In a new study published in PNAS, Center’s Research Group Leader Yonatan Sahle (and coworkers) shows that marks on ancient fossilized bones thought to have...
Speaker: Dr. Phillip Endicott
Title: A genetic perspective of the human expansion into the Pacific from the Leeward Society Isles in eastern Polynesia: the use of haplotype-based methods of inference and their implications for inter-disciplinary studies of archaeology, language and genetics.

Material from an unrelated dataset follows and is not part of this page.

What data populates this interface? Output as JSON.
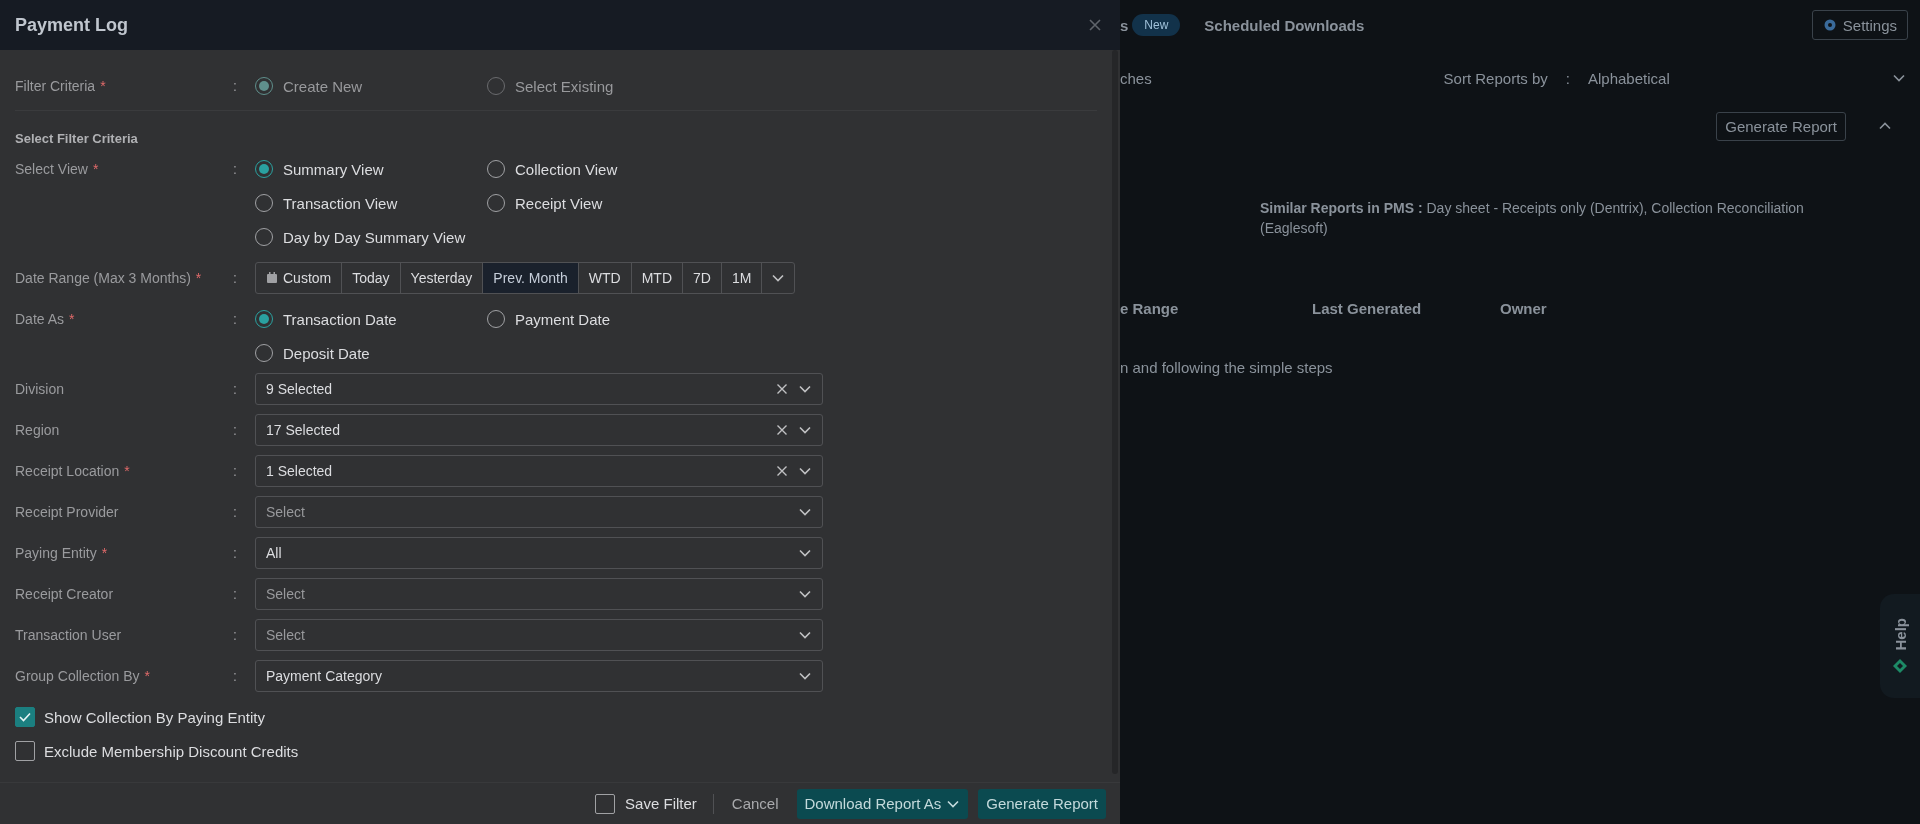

Abstract: Recent changes in radiocarbon dates from eastern Polynesia dictate that the expansion of people into the central Pacific can no longer be thought of as a single continuous process starting with the settlement of Tonga and Samoa ~2,900 years BP. Yet, culture-historical models tracing the origins of Polynesians back to Taiwan, via Melanesia, explicitly rely on being able to first connect eastern Polynesia to a common ancestral Polynesian society in Samoa more than 2,000 years ago. There is now a 2,000 year hiatus in long-distance voyaging that calls into question this phylogenetic model of culture and makes the colonisation of eastern Polynesia stand alone as the last great period of human migration, during which more than a quarter of the world’s surface was explored and settled in as little as 150 years. Here, I present the first multi-locus genetic data from the Leeward Society Isles, including Rai’atea the ancient homeland and cultural hub for all populations in eastern Polynesia, where the earliest dates for the region are found (~950 BP). Using haplotype-based methods of inference I will present evidence of different periods of admixture preserved in the genomes of these peoples and show how this approach can provide information about the demographic processes that shaped the genomes of their ancestors.